Armenia, Revisited

Amid Protests, PBS Slates Film and Panel Show

The Wall Street Journal
April 14, 2006
Page W2

The mass killing of Armenians in the Ottoman Empire during World War I
still elicits both rage and denials — as the controversy over two new
PBS programs shows.

On Monday, the public broadcasting network will air “The Armenian
Genocide,” a one-hour documentary that details both the horrors of that
ethnic-cleansing campaign and the Turkish government’s efforts to deny
that what occurred qualifies as genocide. Narrated in somber tones by
celebrities such as Juliana Margulies, Ed Harris and Natalie Portman,
the film presents evidence that the slaughters were planned centrally,
including letters from U.S. government officials and others who
witnessed parts of the campaign. They describe forced deportations,
during which many Armenians were killed or died, and government death
squads that mopped up stragglers.

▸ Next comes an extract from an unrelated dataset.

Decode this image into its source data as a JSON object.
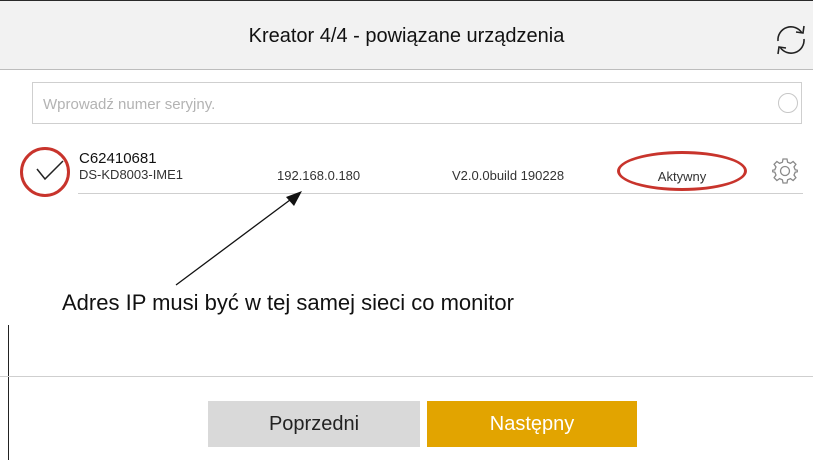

The film includes some of the first statements from Turkey-based
academics agreeing that the genocide occurred, as well as oral histories
from Turkish people who recall their own families’ involvement. “There
is something my grandfather did personally,” one man, filmed on a
Turkish street, says. “They caught Armenians and put them in a barn and
burned them. My grandfather says their voices didn’t leave his ears for
years.” (According to many scholars, more than one million Armenians
died in that period, though Ankara says the toll was much lower.)

In Turkey, one of the professors involved in the film says he faced
death threats when he spoke out in a Turkish newspaper about the
genocide. In the U.S., the topic rouses passions as well. Filmmaker
Andrew Goldberg, fearing a partisan protest, says he has hired off-duty
police officers for added security for Monday’s premiere of the
documentary in a Los Angeles movie theater. Meanwhile, a separate
discussion panel that PBS commissioned to run after the documentary is
causing an outcry among pro-Armenian groups because it includes two
academics who reject the label “genocide.” PBS says it has received more
than 8,600 letters and phone calls opposing the broadcast.

While the documentary itself will be accessible to about 93% of U.S.
television households, most major PBS affiliates in the top 20 TV
markets aren’t airing the panel show. That program will nevertheless
reach about 58% of U.S. households through smaller PBS affiliates. A
spokeswoman for WGBH in Boston, which is among the channels not airing
the panel, says the station felt the documentary “stood on its own.”

(“The Armenian Genocide” airs in most markets on Monday, 10 p.m. EDT;
check local listings)

[PHOTO CAPTION] Century-old wound: Armenians in the Ottoman Empire in a
scene from the PBS documentary “The Armenian Genocide.”